What is CAC?
CAC. Those three little letters can strike fear into the hearts of founders everywhere. And for good reason - Customer Acquisition Cost can quickly spiral out of control, draining budgets faster than you can say "growth marketing".
Let's start with the basics. What exactly is CAC? Simply put, it's the total sales and marketing dollars spent to score a new customer. But it gets tricky when you try to define what counts as "sales and marketing spend". Here at Headline, we take a fully loaded approach. This means we incorporate any cost that has a role to play in securing new customers. Salaries, contractors, cute office dogs to boost team morale - it all gets piled on. This gives us the real unfiltered CAC.
Visualizing CAC Over Time
Now that we are on the same page about the definition of CAC, let’s look at the ways in which CAC can be visualized. The first way to do this is by charting out CAC by month (Figure 1)
By charting out CAC by month we are able to see exactly how CAC has been performing over time as well as being able to identify any potential trends that may be developing.
The second way in which CAC can be visualized is to plot out the CAC with its corresponding S&M spend at a given point in time to see how they tango (Figure 2).
In this chart, CAC is plotted with the corresponding total S&M spend at a specific point in time (usually a particular month). With this chart we are able to see how CAC changes as S&M spend increases or decreases.
The Looming Specter of Rising CAC
This leads us to a question that we have to answer fairly regularly, “Why does CAC often increase over time?”.
In a nutshell, startups start out laser-focused on their core base who are easier to woo. But as marketing steps up, they eventually tap out prime customers - the early adopters - and have to work harder to capture fringe converts. More hand holding, more convincing, and ka-ching - rising CAC.

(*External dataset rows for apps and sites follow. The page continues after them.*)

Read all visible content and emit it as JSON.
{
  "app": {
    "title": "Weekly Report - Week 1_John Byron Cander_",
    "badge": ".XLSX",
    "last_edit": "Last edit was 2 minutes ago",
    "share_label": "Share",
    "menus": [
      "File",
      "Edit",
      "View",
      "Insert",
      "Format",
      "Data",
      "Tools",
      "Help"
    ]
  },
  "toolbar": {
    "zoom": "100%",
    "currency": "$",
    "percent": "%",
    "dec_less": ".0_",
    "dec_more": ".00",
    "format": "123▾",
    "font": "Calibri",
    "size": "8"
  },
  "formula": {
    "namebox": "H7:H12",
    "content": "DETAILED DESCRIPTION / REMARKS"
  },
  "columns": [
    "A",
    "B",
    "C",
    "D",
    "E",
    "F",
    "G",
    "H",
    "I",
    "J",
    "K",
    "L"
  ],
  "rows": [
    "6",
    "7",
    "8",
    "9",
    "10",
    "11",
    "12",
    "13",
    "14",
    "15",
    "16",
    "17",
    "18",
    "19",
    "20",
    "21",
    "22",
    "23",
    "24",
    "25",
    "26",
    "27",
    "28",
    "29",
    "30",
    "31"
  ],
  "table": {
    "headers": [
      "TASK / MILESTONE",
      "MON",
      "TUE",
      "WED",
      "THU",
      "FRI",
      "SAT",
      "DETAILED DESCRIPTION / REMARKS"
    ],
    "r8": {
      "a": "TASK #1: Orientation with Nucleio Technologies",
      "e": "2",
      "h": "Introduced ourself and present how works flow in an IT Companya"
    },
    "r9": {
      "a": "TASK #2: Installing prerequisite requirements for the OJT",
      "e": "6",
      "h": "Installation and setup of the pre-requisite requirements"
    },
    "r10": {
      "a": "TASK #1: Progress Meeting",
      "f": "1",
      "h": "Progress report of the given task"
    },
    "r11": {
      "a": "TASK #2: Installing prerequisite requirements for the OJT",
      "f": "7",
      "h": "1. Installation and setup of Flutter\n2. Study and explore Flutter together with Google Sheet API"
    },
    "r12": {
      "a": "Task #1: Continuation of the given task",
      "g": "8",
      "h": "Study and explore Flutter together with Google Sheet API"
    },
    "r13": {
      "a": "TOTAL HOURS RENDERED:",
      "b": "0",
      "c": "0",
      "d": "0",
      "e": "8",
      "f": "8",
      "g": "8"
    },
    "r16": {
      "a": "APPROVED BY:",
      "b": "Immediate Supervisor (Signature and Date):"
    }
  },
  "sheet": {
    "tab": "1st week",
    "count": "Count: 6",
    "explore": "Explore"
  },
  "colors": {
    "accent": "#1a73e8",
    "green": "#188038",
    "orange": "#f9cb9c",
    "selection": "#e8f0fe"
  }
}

As the funding and resources of a venture grows, the company will be able to reach out to more of these users and introduce the product or service to them by spending more on their sales and marketing channels.Once you run out of early adopters you go after early majority, late majority and laggers, which usually require walk-throughs, more back and forth phone calls and generally just more time and resources to win them over. This will overall drive up CAC.
The key is having a big enough market and scalable tactics so spend and customers scale linearly. When both expand at the same rate, CAC holds steady. These are the businesses that venture capital firms like to scope out and work with. The real question, however, is whether an increasing CAC matters.

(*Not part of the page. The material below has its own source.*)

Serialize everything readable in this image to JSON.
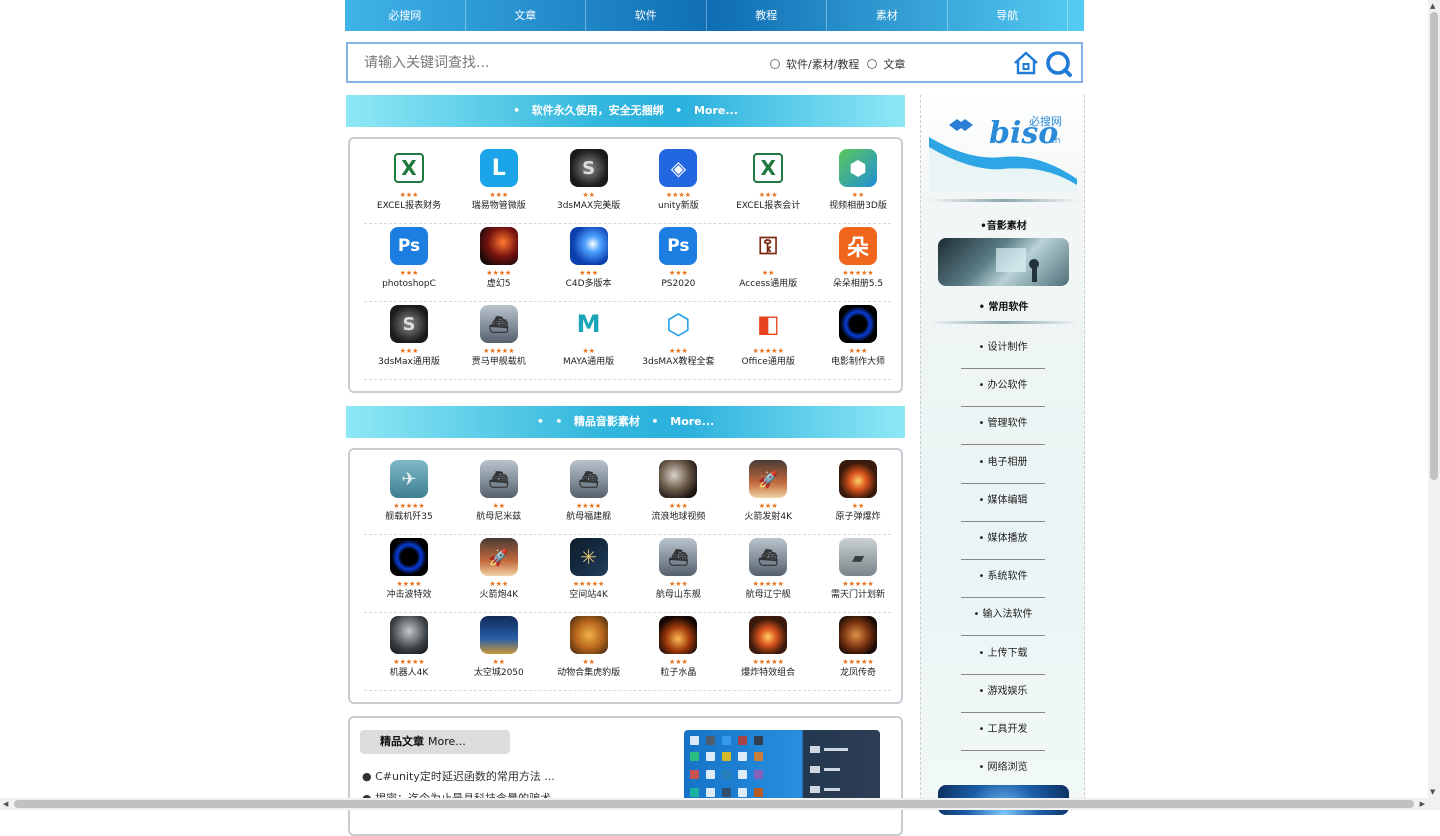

The main drawback is that CAC has a HUGE blindspot - it treats all customers equally regardless of revenue. What if bigger customers cost more to land? This is where Revenue Acquisition Cost (RAC) picks up the slack. Instead of cost per customer, RAC looks at cost per revenue dollar acquired.
The Secret Sibling CAC Doesn't Tell You: RAC
Revenue Acquisition Cost (RAC) is a different way to look at growth acquisition cost and is used to normalize for the size of new customers. RAC is the cost to acquire $1 of revenue from new customers in a given period (Figure 3).
We visualize RAC identically to CAC, just that we do not map out the cost to acquire new customers but the cost to acquire a new dollar of revenue on the Y-Axis.
CAC or RAC? A real life case study
Imagine Company Bob’s Ice spends $10K to snag 1,000 customers at $10 CAC. Company Anna’s Creamery snags 100 customers for the same $10K, with an average CAC of $100. At first glance Bob’s Ice crushes Anna’s Creamery with a much lower CAC. But if you closely compare their RAC - Bob’s Ice customers only on average spend $1 per bag of ice, while Ann’s Creamery customers love to spend $10 per artisanal ice cream. They actually both ended up having identical $10 RAC since revenue scales accordingly. Thus - a $100 CAC isn't automatically bad if the revenue justifies it.
This comparison can also be made across different customer cohorts overtime, as a business will have varying customer sizes and CACs in each of their cohorts. It is therefore important to analyze RAC alongside CAC, especially for businesses that have large deviations in average contract size.
The journey of demystifying CAC is an enlightening one, exposing several nuances. From understanding what it is, recognizing its gradually increasing trajectory, to realizing that a higher CAC does not necessarily connote negative implications, we have seen it all. Introducing RAC to the analysis presented even more insight. While CAC and RAC both provide valuable information, combining these aspects gives a fuller picture of a company's acquisition costs and illuminates areas of potential improvement or realignment.
As we continue to analyze and compare these metrics, it becomes evident that part of the magic of effective, data-driven decision-making lies in understanding not just how and why numbers change over time, but also recognizing the exceptions to the rules.
After all, exceptional insights often come from exceptions.